The complex will have a bar and kitchen, patio area with music and an event space.
The Hallings plan a Profiles of Extraordinary Service feature, with opportunities to be part of a discussion led by someone local, where guests can learn and interact.
And they will have Founders Hall. “It’s going to tell our entrepreneurial journey, starting in March 2019, how we put together a business plan, how we raised the money, how we gained private investment,” Halling says. “We have one institutional investor, one entrepreneurial investor and we participated in an eight-week intensive review of our plan that culminated at the Pentagon in McLean, Virginia. The story is, how hard it is (to start a business). It’s hard. But we are just two Army veterans, and if you have the determination and tenacity and the energy, you can do it.”

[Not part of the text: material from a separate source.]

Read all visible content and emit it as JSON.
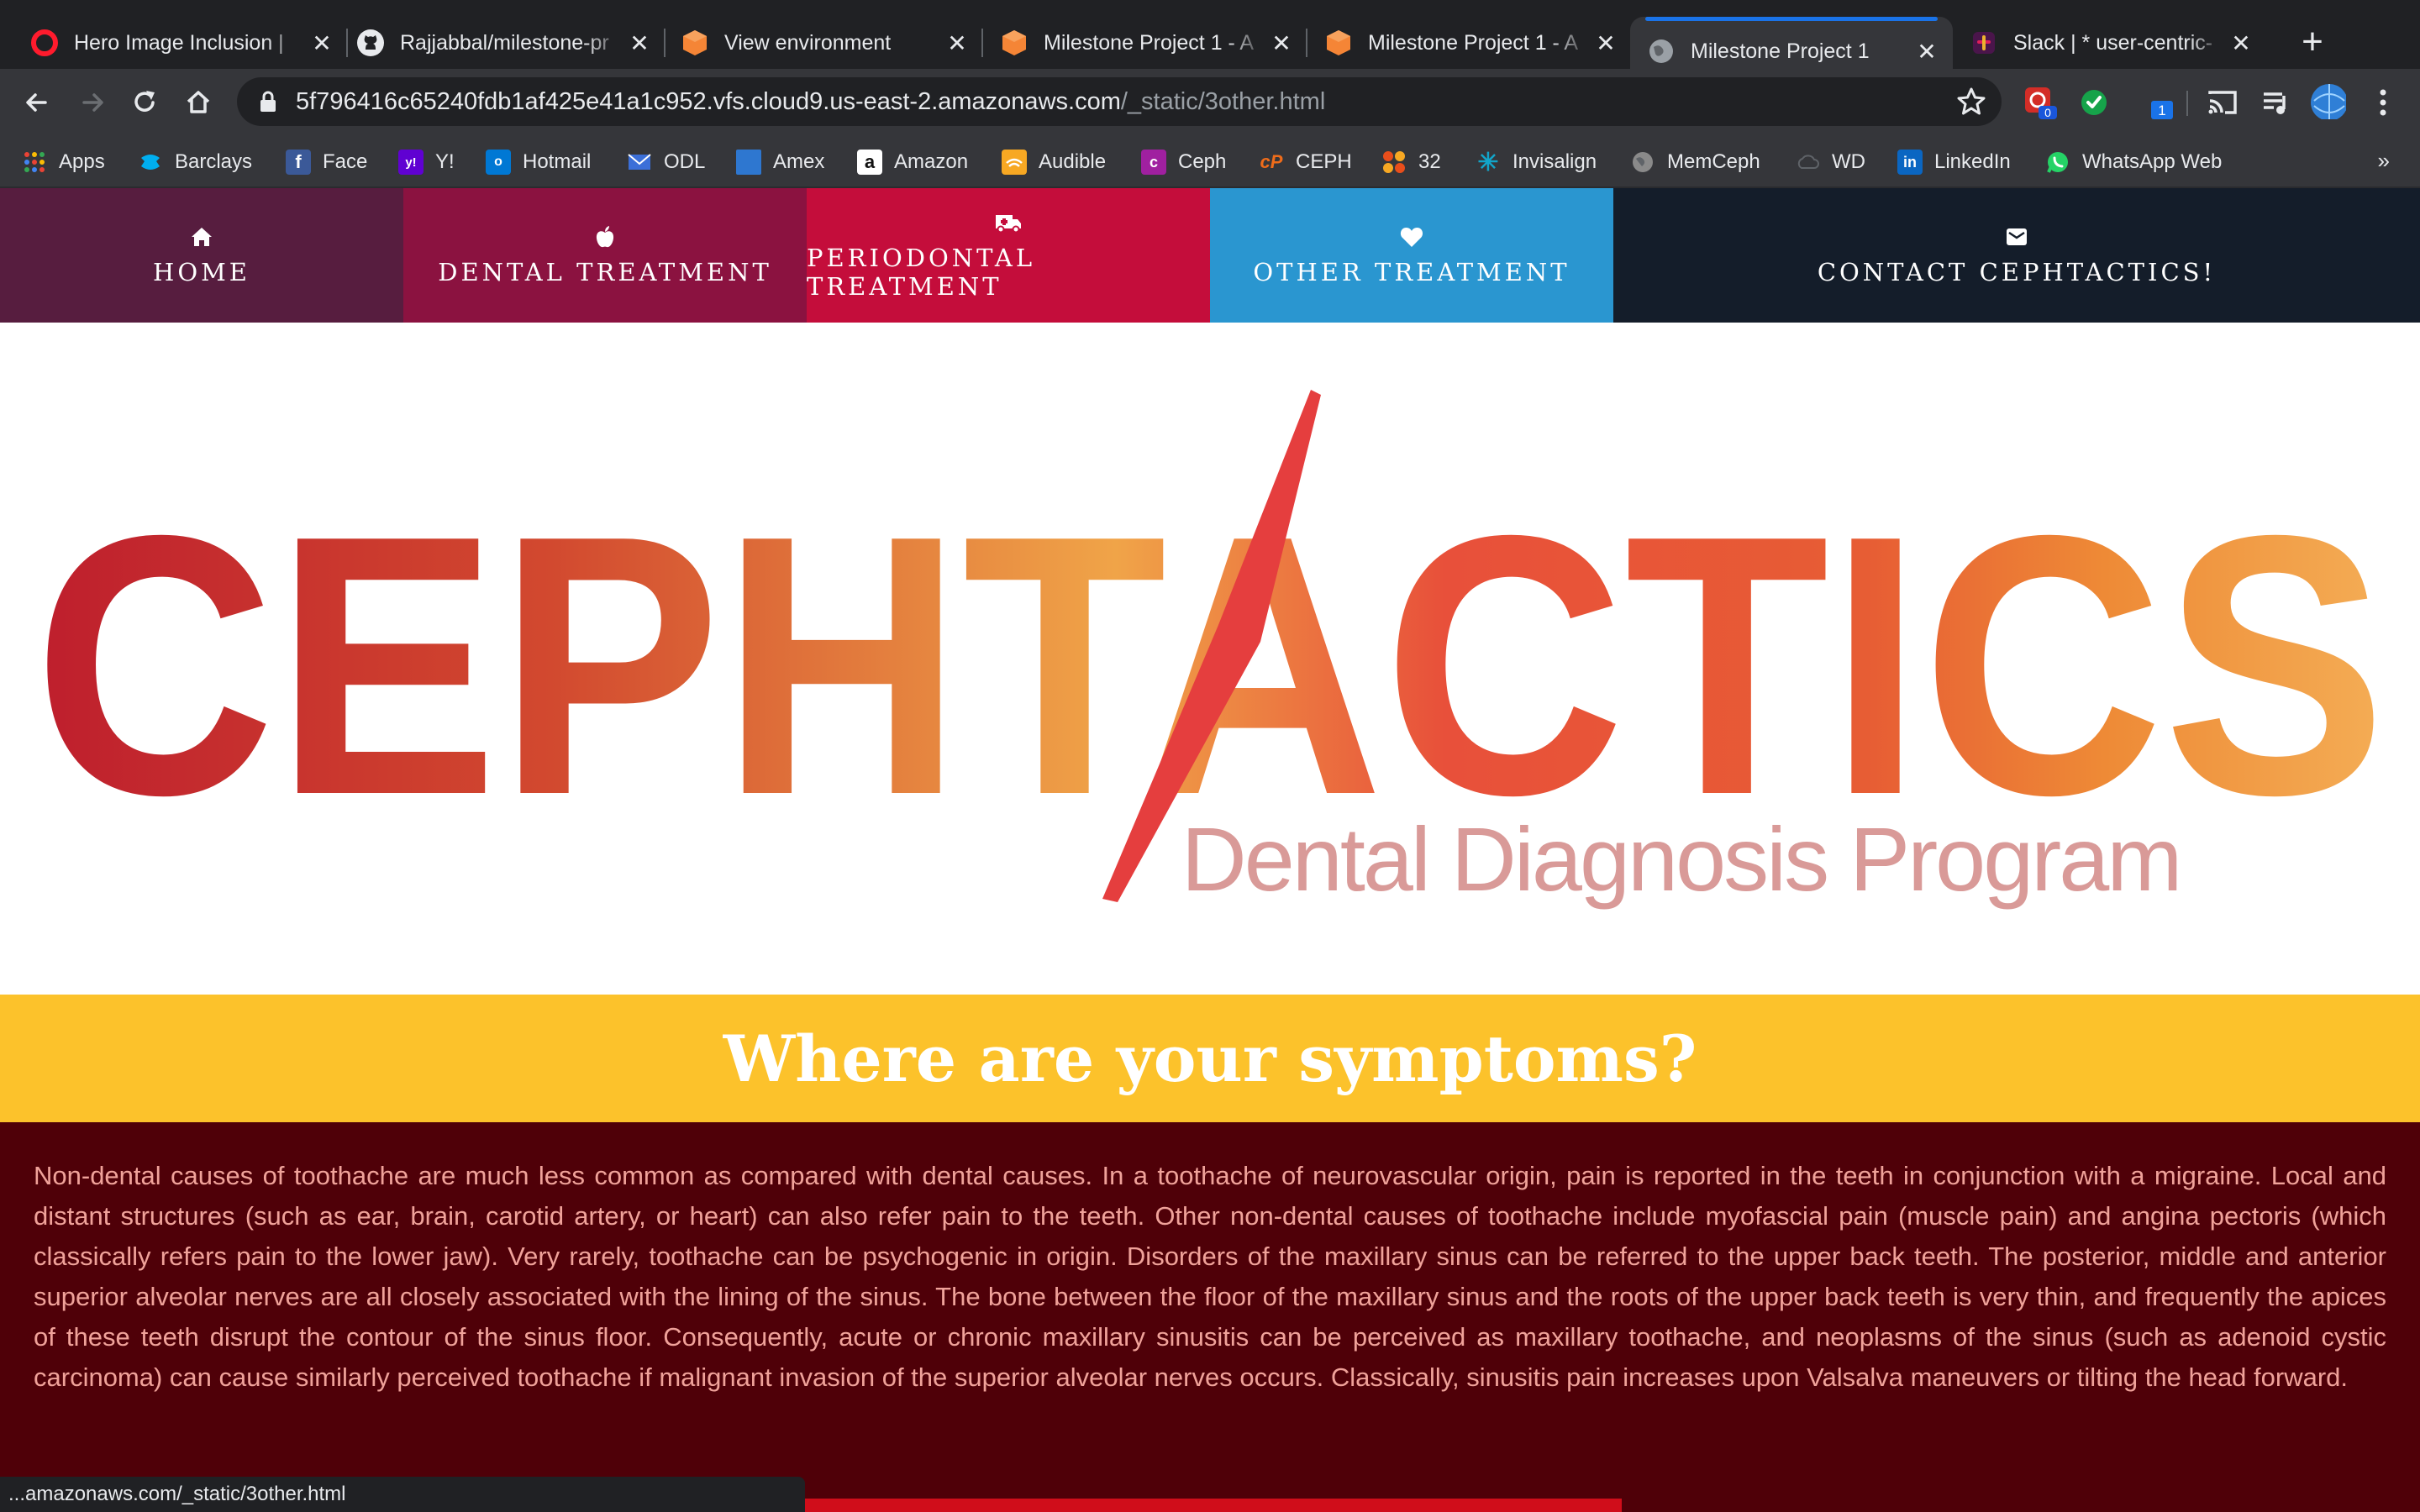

Tyler Cook is CEO and founder of Latitude Builders. He graduated from East Carolina University in 2013 and worked in commercial and residential construction. In 2019, he and his wife Emily founded Latitude, which became Southern Pines’ turnkey custom builder that won Moore County Home of the Year and Best of the Pines.
Veterans are part of their success story:
Josh Duplex, their director of construction, received a Purple Heart from time served in Afghanistan. Project Manager Jamie Thomas, is retired from the Army, and their selections coordinator’s husband is deployed overseas.
Cook says his work also includes constructing homes for injured military and that he sponsors several local fundraisers and charity events that benefit local veterans.
“Our commitment goes beyond construction,” he says. “We build lasting relationships and treat our clients as part of our family.”
Some of Latitude Builders neighborhoods include Forest Creek, Fairwoods on 7, National #9, Mid South Club, Foxfire’s Grande Pines, Seven Lakes West and the Country Club of N.C., according to a company spokesperson. The Cooks estimate more than 100 homes have been built since the business’ inception in 2019, with a staff of 11. The current price range for their custom homes are $1 million-plus.
He recently launched Longitude Planning Group, a landscaping architectural company.
“We’re proud to be part of the fabric of Moore County, building custom homes that are as welcoming and genuine as the people who live in them,” he says.
For the Hallings, that mission is the same, but different.
“It was really important to create an environment where we could show and convey the true quality of the military veteran and their families, and for private citizens to feel welcome also,” Hallings says. “It’s important to us to be ambassadors to Southern Pines, to Moore County, and to convey through those images (in the building) the quality of the population we come from.” ■
— Kathy Blake is a writer from eastern North Carolina.